Police chief endorses SGA’s proposed concealed, carry platform
Marcus Clem | copy editor
When Mike McCracken spoke to the Student Government Association on Wednesday night. He said allowing guns at Pittsburg State will make the campus less safe.
McCracken, university police chief, says that state legislation that could force the university to allow holders of state concealed-weapons permits to carry their firearms on campus will cause more problems than it will solve.
“We train really hard, we have a lot of training on possible shooters,” he said. “If someone with a concealed weapon would intervene, this would make our job harder. If we have multiple people with guns, we don’t know who is the bad guy.”
Thirteen new faces at SGA were among those who participated in an extended question-and-answer session with the chief.

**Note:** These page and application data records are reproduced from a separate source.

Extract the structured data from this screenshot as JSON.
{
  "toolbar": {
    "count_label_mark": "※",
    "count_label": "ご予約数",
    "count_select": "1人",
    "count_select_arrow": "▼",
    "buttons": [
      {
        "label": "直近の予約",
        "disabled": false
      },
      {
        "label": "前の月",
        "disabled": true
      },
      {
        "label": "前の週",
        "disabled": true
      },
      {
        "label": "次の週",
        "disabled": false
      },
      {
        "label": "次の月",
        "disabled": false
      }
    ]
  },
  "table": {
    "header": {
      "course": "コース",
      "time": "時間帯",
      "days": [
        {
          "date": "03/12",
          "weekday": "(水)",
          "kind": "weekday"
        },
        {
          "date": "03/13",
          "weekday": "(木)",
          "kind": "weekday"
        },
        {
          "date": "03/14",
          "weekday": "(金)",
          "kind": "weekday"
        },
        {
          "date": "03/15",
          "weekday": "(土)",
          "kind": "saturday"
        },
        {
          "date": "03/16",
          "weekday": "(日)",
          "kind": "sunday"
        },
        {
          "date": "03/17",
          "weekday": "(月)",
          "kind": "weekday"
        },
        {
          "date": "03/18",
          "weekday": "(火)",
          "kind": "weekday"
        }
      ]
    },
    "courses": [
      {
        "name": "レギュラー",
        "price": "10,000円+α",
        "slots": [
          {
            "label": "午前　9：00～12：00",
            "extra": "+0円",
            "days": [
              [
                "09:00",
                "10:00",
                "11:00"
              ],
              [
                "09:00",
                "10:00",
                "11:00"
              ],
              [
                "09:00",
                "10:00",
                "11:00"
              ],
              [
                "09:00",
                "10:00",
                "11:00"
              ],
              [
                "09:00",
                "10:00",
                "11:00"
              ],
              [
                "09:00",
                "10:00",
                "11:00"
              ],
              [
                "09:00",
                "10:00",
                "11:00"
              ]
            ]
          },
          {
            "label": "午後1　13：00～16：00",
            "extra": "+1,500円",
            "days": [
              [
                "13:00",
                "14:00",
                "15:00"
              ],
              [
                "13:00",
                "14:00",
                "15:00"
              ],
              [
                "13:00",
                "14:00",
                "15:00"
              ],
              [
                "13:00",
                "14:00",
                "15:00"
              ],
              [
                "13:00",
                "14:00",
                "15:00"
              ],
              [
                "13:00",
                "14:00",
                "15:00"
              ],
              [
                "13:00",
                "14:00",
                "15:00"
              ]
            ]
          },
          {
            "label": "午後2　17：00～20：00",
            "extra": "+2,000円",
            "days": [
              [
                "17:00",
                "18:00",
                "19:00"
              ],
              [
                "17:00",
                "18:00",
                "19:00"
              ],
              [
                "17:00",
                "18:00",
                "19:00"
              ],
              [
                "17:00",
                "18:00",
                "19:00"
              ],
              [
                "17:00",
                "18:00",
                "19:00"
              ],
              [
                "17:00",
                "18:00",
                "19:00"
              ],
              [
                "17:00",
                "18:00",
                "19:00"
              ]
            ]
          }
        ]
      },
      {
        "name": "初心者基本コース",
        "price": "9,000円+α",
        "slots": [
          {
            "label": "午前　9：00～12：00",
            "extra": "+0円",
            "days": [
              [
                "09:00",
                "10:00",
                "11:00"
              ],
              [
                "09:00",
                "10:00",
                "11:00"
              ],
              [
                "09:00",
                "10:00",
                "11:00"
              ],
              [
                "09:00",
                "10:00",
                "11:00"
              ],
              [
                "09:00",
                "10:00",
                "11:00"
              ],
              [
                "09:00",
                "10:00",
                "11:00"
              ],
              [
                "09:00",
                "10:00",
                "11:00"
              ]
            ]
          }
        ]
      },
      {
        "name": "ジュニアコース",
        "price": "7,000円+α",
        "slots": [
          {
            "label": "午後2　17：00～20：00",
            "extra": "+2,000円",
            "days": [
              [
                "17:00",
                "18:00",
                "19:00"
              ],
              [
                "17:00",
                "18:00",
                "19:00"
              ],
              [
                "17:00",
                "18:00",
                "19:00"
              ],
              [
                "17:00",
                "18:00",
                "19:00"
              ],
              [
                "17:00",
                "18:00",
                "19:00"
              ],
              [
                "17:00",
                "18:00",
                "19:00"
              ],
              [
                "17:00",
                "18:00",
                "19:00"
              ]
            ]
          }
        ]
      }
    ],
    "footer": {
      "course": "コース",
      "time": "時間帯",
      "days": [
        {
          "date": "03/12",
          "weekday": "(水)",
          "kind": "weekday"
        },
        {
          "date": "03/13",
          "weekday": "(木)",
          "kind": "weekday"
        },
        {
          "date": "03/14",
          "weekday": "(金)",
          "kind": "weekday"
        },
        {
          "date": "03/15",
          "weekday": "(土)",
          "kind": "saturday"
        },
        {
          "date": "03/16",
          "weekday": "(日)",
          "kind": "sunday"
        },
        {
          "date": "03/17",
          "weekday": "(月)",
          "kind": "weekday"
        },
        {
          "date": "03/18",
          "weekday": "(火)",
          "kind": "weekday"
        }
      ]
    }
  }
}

McCracken went on to say that his position reflects that of the Kansas Board of Regents and his colleagues at police forces in the other public universities of Kansas.
Offering a rebuttal, Sen. Edwin Stremel, who is president of the Gorillas for Concealed Carry club, says that changing the law won’t affect Pitt State students.

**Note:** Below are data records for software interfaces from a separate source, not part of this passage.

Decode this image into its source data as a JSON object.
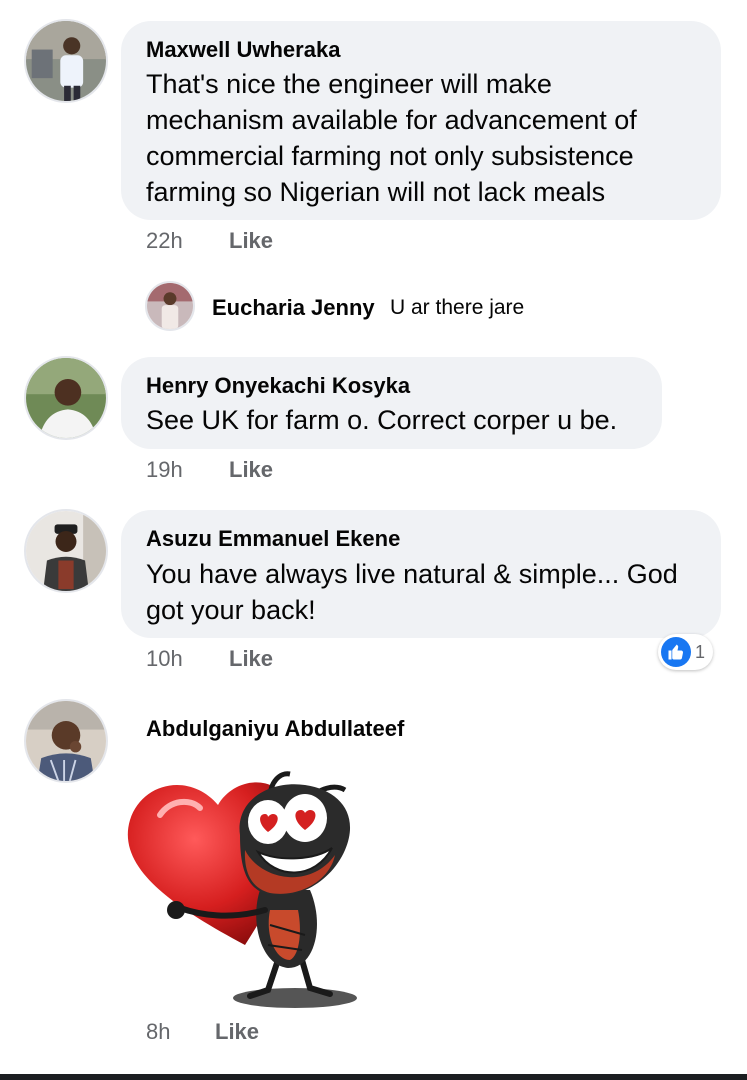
{
  "comments": [
    {
      "author": "Maxwell Uwheraka",
      "lines": [
        "That's nice the engineer will make",
        "mechanism available for advancement of",
        "commercial farming not only subsistence",
        "farming so Nigerian will not lack meals"
      ],
      "time": "22h",
      "like_label": "Like",
      "reply": {
        "author": "Eucharia Jenny",
        "text": "U ar there jare"
      }
    },
    {
      "author": "Henry Onyekachi Kosyka",
      "lines": [
        "See UK for farm o. Correct corper u be."
      ],
      "time": "19h",
      "like_label": "Like"
    },
    {
      "author": "Asuzu Emmanuel Ekene",
      "lines": [
        "You have always live natural & simple... God",
        "got your back!"
      ],
      "time": "10h",
      "like_label": "Like",
      "reaction": {
        "icon": "thumbs-up-icon",
        "count": "1",
        "color": "#1877f2"
      }
    },
    {
      "author": "Abdulganiyu Abdullateef",
      "sticker": "heart-hug-sticker",
      "time": "8h",
      "like_label": "Like"
    }
  ],
  "colors": {
    "bubble": "#f0f2f5",
    "meta": "#65676b",
    "accent": "#1877f2"
  }
}
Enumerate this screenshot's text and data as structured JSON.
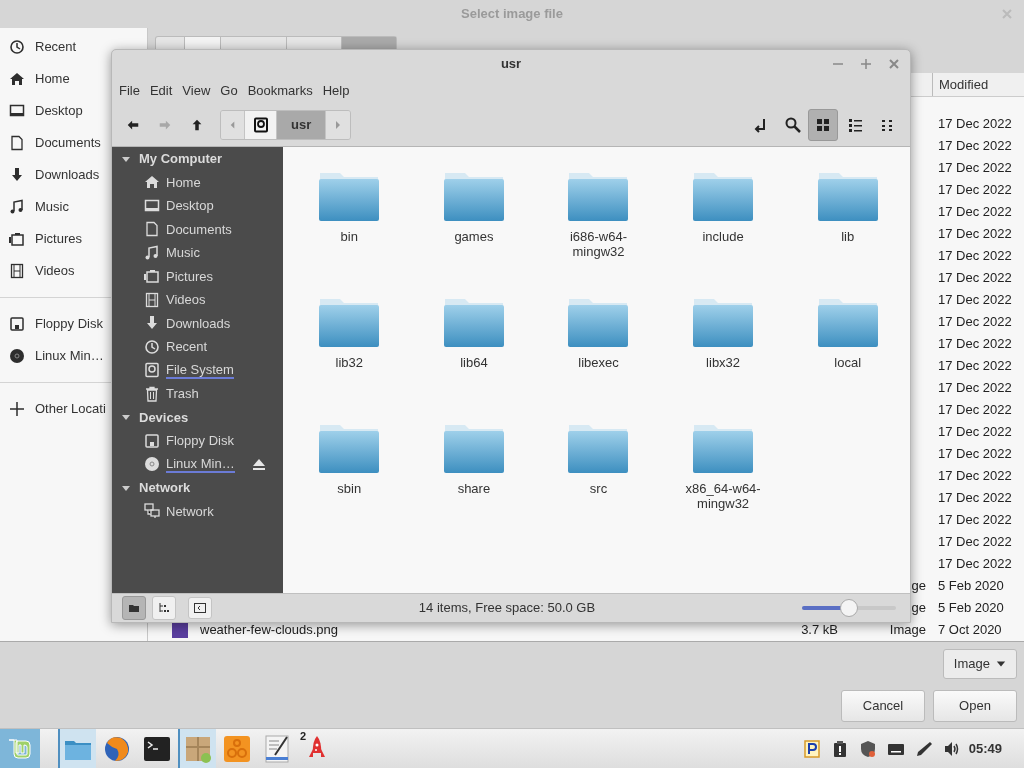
{
  "dialog": {
    "title": "Select image file",
    "places": [
      {
        "items": [
          {
            "kind": "recent",
            "label": "Recent"
          },
          {
            "kind": "home",
            "label": "Home"
          },
          {
            "kind": "desktop",
            "label": "Desktop"
          },
          {
            "kind": "documents",
            "label": "Documents"
          },
          {
            "kind": "downloads",
            "label": "Downloads"
          },
          {
            "kind": "music",
            "label": "Music"
          },
          {
            "kind": "pictures",
            "label": "Pictures"
          },
          {
            "kind": "videos",
            "label": "Videos"
          }
        ]
      },
      {
        "items": [
          {
            "kind": "floppy",
            "label": "Floppy Disk"
          },
          {
            "kind": "disc",
            "label": "Linux Min…"
          }
        ]
      },
      {
        "items": [
          {
            "kind": "plus",
            "label": "Other Locati"
          }
        ]
      }
    ],
    "list": {
      "column": "Modified",
      "rows": [
        {
          "date": "17 Dec 2022"
        },
        {
          "date": "17 Dec 2022"
        },
        {
          "date": "17 Dec 2022"
        },
        {
          "date": "17 Dec 2022"
        },
        {
          "date": "17 Dec 2022"
        },
        {
          "date": "17 Dec 2022"
        },
        {
          "date": "17 Dec 2022"
        },
        {
          "date": "17 Dec 2022"
        },
        {
          "date": "17 Dec 2022"
        },
        {
          "date": "17 Dec 2022"
        },
        {
          "date": "17 Dec 2022"
        },
        {
          "date": "17 Dec 2022"
        },
        {
          "date": "17 Dec 2022"
        },
        {
          "date": "17 Dec 2022"
        },
        {
          "date": "17 Dec 2022"
        },
        {
          "date": "17 Dec 2022"
        },
        {
          "date": "17 Dec 2022"
        },
        {
          "date": "17 Dec 2022"
        },
        {
          "date": "17 Dec 2022"
        },
        {
          "date": "17 Dec 2022"
        },
        {
          "date": "17 Dec 2022"
        },
        {
          "type": "ge",
          "date": "5 Feb 2020"
        },
        {
          "type": "ge",
          "date": "5 Feb 2020"
        },
        {
          "name": "weather-few-clouds.png",
          "size": "3.7 kB",
          "type": "Image",
          "date": "7 Oct 2020"
        }
      ]
    },
    "filter": "Image",
    "buttons": [
      "Cancel",
      "Open"
    ]
  },
  "window": {
    "title": "usr",
    "menu": [
      "File",
      "Edit",
      "View",
      "Go",
      "Bookmarks",
      "Help"
    ],
    "nav": [
      {
        "kind": "back",
        "disabled": false
      },
      {
        "kind": "forward",
        "disabled": true
      },
      {
        "kind": "up",
        "disabled": false
      }
    ],
    "path": [
      {
        "kind": "root",
        "selected": false
      },
      {
        "kind": "folder",
        "label": "usr",
        "selected": true
      }
    ],
    "views": [
      {
        "kind": "icons",
        "selected": true
      },
      {
        "kind": "list",
        "selected": false
      },
      {
        "kind": "compact",
        "selected": false
      }
    ],
    "sidebar": [
      {
        "label": "My Computer",
        "expanded": true,
        "items": [
          {
            "kind": "home",
            "label": "Home",
            "highlighted": false
          },
          {
            "kind": "desktop",
            "label": "Desktop",
            "highlighted": false
          },
          {
            "kind": "documents",
            "label": "Documents",
            "highlighted": false
          },
          {
            "kind": "music",
            "label": "Music",
            "highlighted": false
          },
          {
            "kind": "pictures",
            "label": "Pictures",
            "highlighted": false
          },
          {
            "kind": "videos",
            "label": "Videos",
            "highlighted": false
          },
          {
            "kind": "downloads",
            "label": "Downloads",
            "highlighted": false
          },
          {
            "kind": "recent",
            "label": "Recent",
            "highlighted": false
          },
          {
            "kind": "drive",
            "label": "File System",
            "highlighted": true
          },
          {
            "kind": "trash",
            "label": "Trash",
            "highlighted": false
          }
        ]
      },
      {
        "label": "Devices",
        "expanded": true,
        "items": [
          {
            "kind": "floppy",
            "label": "Floppy Disk",
            "highlighted": false
          },
          {
            "kind": "disc",
            "label": "Linux Min…",
            "highlighted": true,
            "eject": true
          }
        ]
      },
      {
        "label": "Network",
        "expanded": true,
        "items": [
          {
            "kind": "network",
            "label": "Network",
            "highlighted": false
          }
        ]
      }
    ],
    "folders": [
      "bin",
      "games",
      "i686-w64-mingw32",
      "include",
      "lib",
      "lib32",
      "lib64",
      "libexec",
      "libx32",
      "local",
      "sbin",
      "share",
      "src",
      "x86_64-w64-mingw32"
    ],
    "sidebar_modes": [
      {
        "kind": "places",
        "selected": true
      },
      {
        "kind": "tree",
        "selected": false
      }
    ],
    "status": "14 items, Free space: 50.0 GB",
    "zoom": {
      "level": 0.5
    }
  },
  "taskbar": {
    "launchers": [
      {
        "kind": "files",
        "active": true
      },
      {
        "kind": "browser",
        "active": false
      },
      {
        "kind": "terminal",
        "active": false
      },
      {
        "kind": "package",
        "active": true
      },
      {
        "kind": "orange",
        "active": false
      },
      {
        "kind": "editor",
        "active": false
      },
      {
        "kind": "rocket",
        "active": false,
        "badge": "2"
      }
    ],
    "tray": [
      {
        "kind": "p-app"
      },
      {
        "kind": "clipboard"
      },
      {
        "kind": "shield"
      },
      {
        "kind": "keyboard"
      },
      {
        "kind": "pen"
      },
      {
        "kind": "volume"
      }
    ],
    "clock": "05:49"
  }
}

“We estimate that 240 individuals (on campus) have concealed-carry permits, so, really we’re already all around you,” he said, adding that he believes McCracken’s argument that the job of university police will be disrupted is invalid.
“University police are regular cops,” he said. “There’s no reason that they should have special recognition in terms of concealed-carry law. Pittsburg city police enforce state law without any issues.”
Lara Ismert, SGA president, presented a resolution after the speeches that will require a two-thirds vote next week for passage.
This special provision is required because the resolution will be copied to Gov. Sam Brownback and Kansas legislative leaders, and uses the words “strongly opposes” to reflect what could become SGA’s official position on concealed carry on campus.
The primary business of SGA was to in 13 replacement senators. Fourteen people have been appointed to hold seats in the Senate until elections in April, but one person, Laina Willoughby, was absent Wednesday night and will be sworn in later.
The 14 are: Bryce Schuetz, Megan Pavlu, Austin Leake, Austin Bailey, Laura Carey, Alexander Ake, Nicholas Cusick, Rodney Kimlin, Viet Nguyen, Hannah Wooten, Laina Willoughby, Tadd Lucian, Grant Currier and Mark Nichols.
“I didn’t exactly know how things would go,” said Cusick, sophomore in accounting. “It was really cool to see things get done, unlike how our federal government works.”